My 2010 iMac seemed to be a razor thin machine when I first picked it up. After my covetousness of the new 27 inch models became to great to ignore I happily upgraded to the even-thinner model and have been more than pleased with the results. Yet both sport the same curious design choice of sporting all ports on the lower rear panel of the monitor. While they aren’t completely unreachable, anyone that’s tried to plug in a USB cord without seeing the port can attest to how maddening this can be. The iMac’s aluminum unibody is super durable, but it makes the ports a bit harder to access when blindly fumbling, and even moreso when you finally realize you have the USB jack backwards (where oh where is that reversible USB cable Apple filed a patent for?)

Unlike the ethernet and Thunderbolt ports, USB was made for hot swapping. The iMac only has four ports, so if you have multiple accessories it makes switching cables a necessity if you haven’t sprung for a USB hub (and even then it may not be the best option as unpowered hubs may not charge your various devices). Furthermore, adding a hub breaks the clean aesthetic of the iMac as well- I know, First World Problem; but it bothers me. 

So after fiddling with a Lightning cable for the umpteenth time I decided to see there was a palatable solution. My search didn’t take long, as Bluelounge had exactly what I was looking for. While they have many intriguing products (in particular their Soba line of cord and cable management) the simple yet elegant Jimi was exactly what I was looking for. 

The device is simply a USB port extender, but in the spirit of Apple’s engineering it answers the problem of the out-of-sight placement of those iMac ports in an elegant way. The device plugs into the port, with the other end of the extender clipping to the bottom edge of the iMac providing a secure and fully-powered front-facing port. The device is very low profile from the front of the iMac, with little more than the USB port visible. 



The handy device is compatible with both 21 and 27 inch variants of the most recent iMac (older iMacs sadly are too thick), and several can be used together if more than one front-facing port is needed (the smaller iMac can support one in each USB port, the larger iMac in three of the four). It has made swapping between my Lighting cable and the specialized cable for my iPod Shuffle so much easier. While the iMac’s thinness can only be completely appreciated when viewing it from the side, having to turn it every time you need to swap a cable tends to put a damper on my appreciation for the design. 

I’ve admitted before I’m a sucker for something clever, and the Jimi definitely fits the description.
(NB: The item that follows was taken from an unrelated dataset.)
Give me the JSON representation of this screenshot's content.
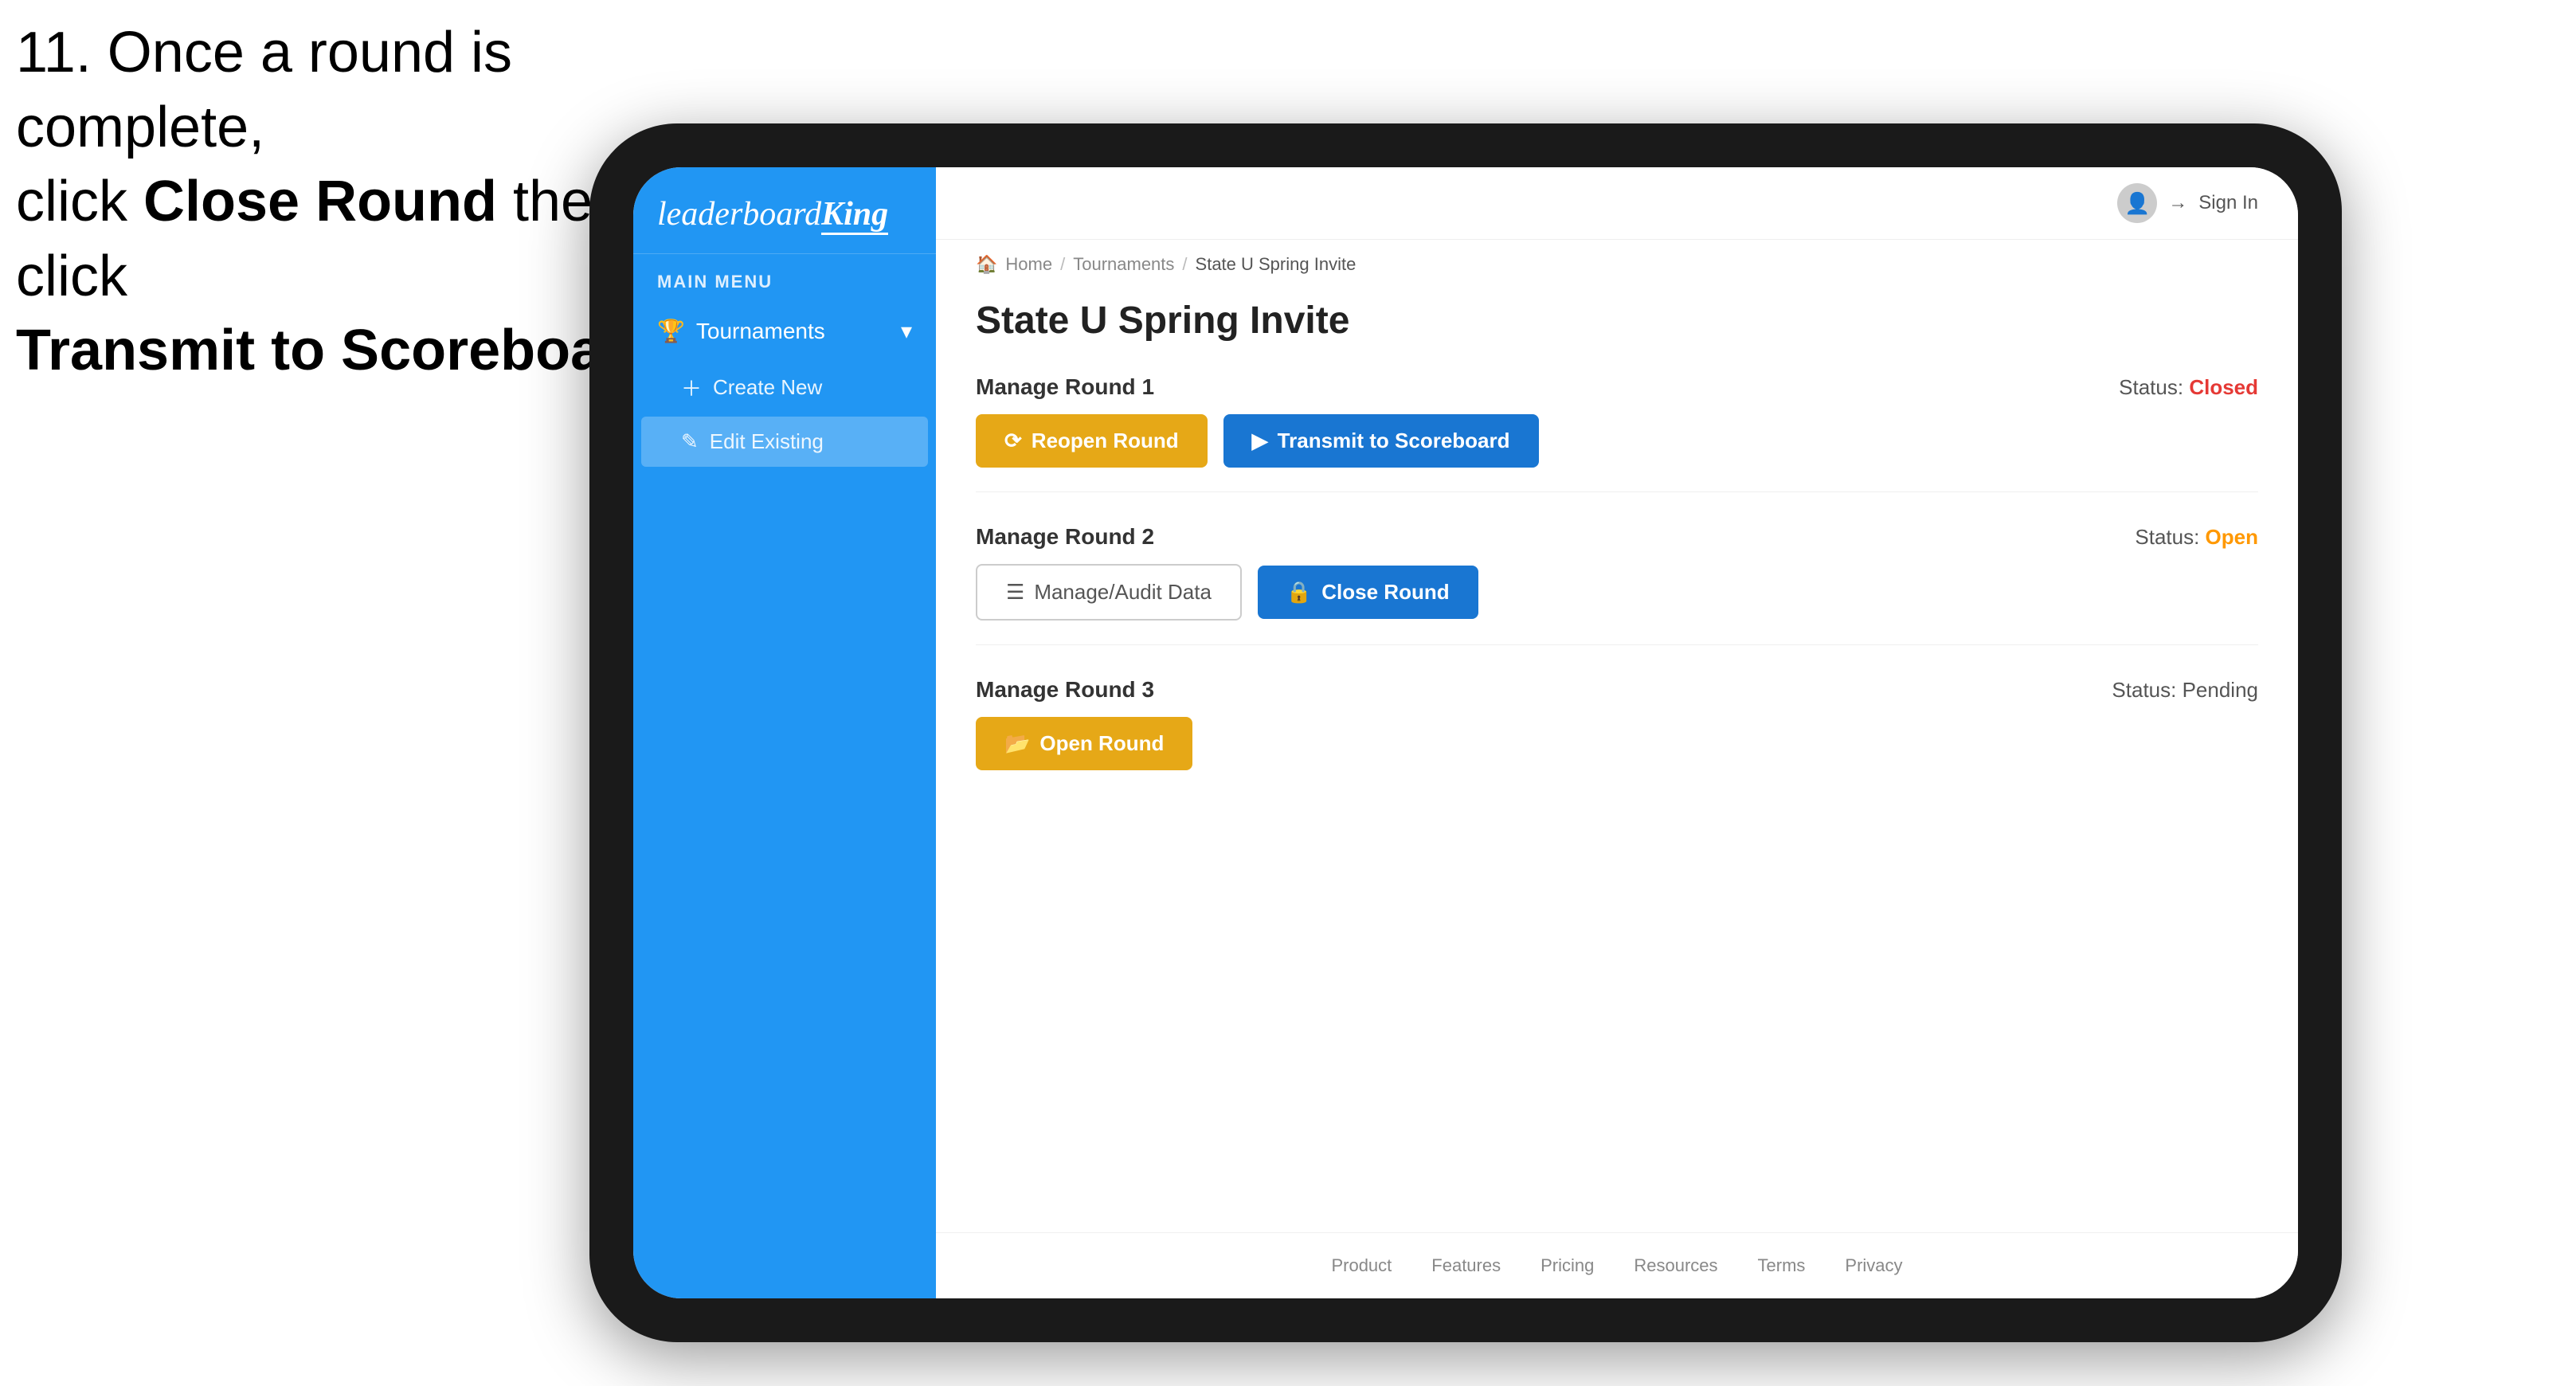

It’s a fine example of a product that tends to be scorned for being so simple, yet to date no one else seems to have thought of anything else like it.


Get every new post delivered to your Inbox.

Join 399 other followers